++++ Exercise data
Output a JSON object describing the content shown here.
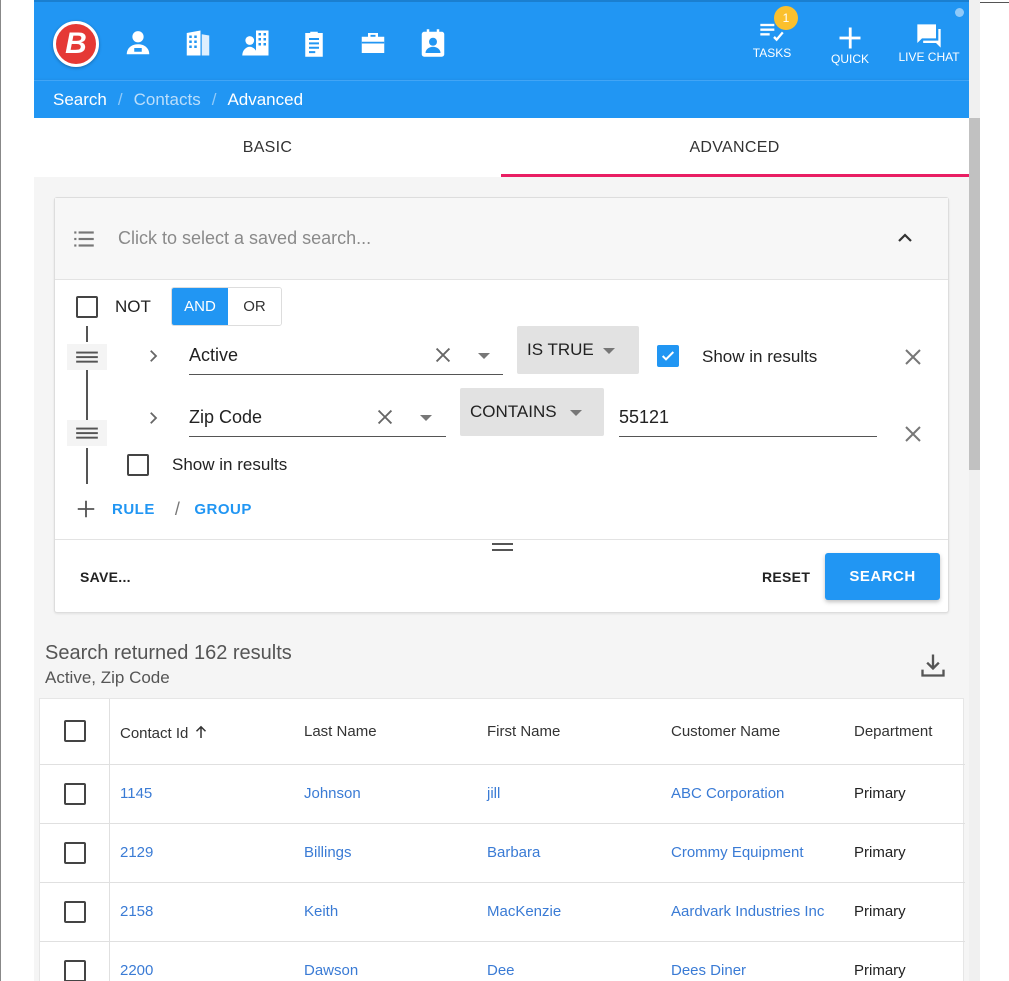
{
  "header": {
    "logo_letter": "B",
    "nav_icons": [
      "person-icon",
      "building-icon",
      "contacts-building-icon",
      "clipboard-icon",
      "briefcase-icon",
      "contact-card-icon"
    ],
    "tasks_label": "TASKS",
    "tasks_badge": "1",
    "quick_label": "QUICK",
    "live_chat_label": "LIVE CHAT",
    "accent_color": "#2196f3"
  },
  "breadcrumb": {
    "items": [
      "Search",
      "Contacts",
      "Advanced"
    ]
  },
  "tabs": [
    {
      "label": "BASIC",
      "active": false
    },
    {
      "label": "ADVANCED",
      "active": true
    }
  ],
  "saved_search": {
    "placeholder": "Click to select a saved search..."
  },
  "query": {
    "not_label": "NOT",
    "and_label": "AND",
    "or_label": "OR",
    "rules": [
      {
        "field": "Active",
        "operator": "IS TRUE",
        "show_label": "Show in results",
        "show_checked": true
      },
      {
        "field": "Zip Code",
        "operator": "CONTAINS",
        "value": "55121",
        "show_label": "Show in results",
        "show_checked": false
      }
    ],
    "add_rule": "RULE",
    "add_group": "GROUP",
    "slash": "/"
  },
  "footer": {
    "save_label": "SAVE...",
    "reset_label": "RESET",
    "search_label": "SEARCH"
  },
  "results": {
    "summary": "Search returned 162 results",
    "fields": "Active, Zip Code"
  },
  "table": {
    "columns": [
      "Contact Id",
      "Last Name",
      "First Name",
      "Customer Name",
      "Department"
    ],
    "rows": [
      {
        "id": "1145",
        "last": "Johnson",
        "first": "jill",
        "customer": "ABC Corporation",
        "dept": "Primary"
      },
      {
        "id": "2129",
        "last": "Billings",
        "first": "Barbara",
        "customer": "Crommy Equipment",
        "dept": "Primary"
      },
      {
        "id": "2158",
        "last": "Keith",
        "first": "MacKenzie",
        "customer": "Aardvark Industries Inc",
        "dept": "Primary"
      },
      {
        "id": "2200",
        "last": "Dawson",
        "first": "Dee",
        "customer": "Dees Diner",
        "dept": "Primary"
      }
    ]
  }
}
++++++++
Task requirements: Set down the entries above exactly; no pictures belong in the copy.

The answer:
Output a JSON object describing the content shown here.
{
  "header": {
    "logo_letter": "B",
    "nav_icons": [
      "person-icon",
      "building-icon",
      "contacts-building-icon",
      "clipboard-icon",
      "briefcase-icon",
      "contact-card-icon"
    ],
    "tasks_label": "TASKS",
    "tasks_badge": "1",
    "quick_label": "QUICK",
    "live_chat_label": "LIVE CHAT",
    "accent_color": "#2196f3"
  },
  "breadcrumb": {
    "items": [
      "Search",
      "Contacts",
      "Advanced"
    ]
  },
  "tabs": [
    {
      "label": "BASIC",
      "active": false
    },
    {
      "label": "ADVANCED",
      "active": true
    }
  ],
  "saved_search": {
    "placeholder": "Click to select a saved search..."
  },
  "query": {
    "not_label": "NOT",
    "and_label": "AND",
    "or_label": "OR",
    "rules": [
      {
        "field": "Active",
        "operator": "IS TRUE",
        "show_label": "Show in results",
        "show_checked": true
      },
      {
        "field": "Zip Code",
        "operator": "CONTAINS",
        "value": "55121",
        "show_label": "Show in results",
        "show_checked": false
      }
    ],
    "add_rule": "RULE",
    "add_group": "GROUP",
    "slash": "/"
  },
  "footer": {
    "save_label": "SAVE...",
    "reset_label": "RESET",
    "search_label": "SEARCH"
  },
  "results": {
    "summary": "Search returned 162 results",
    "fields": "Active, Zip Code"
  },
  "table": {
    "columns": [
      "Contact Id",
      "Last Name",
      "First Name",
      "Customer Name",
      "Department"
    ],
    "rows": [
      {
        "id": "1145",
        "last": "Johnson",
        "first": "jill",
        "customer": "ABC Corporation",
        "dept": "Primary"
      },
      {
        "id": "2129",
        "last": "Billings",
        "first": "Barbara",
        "customer": "Crommy Equipment",
        "dept": "Primary"
      },
      {
        "id": "2158",
        "last": "Keith",
        "first": "MacKenzie",
        "customer": "Aardvark Industries Inc",
        "dept": "Primary"
      },
      {
        "id": "2200",
        "last": "Dawson",
        "first": "Dee",
        "customer": "Dees Diner",
        "dept": "Primary"
      }
    ]
  }
}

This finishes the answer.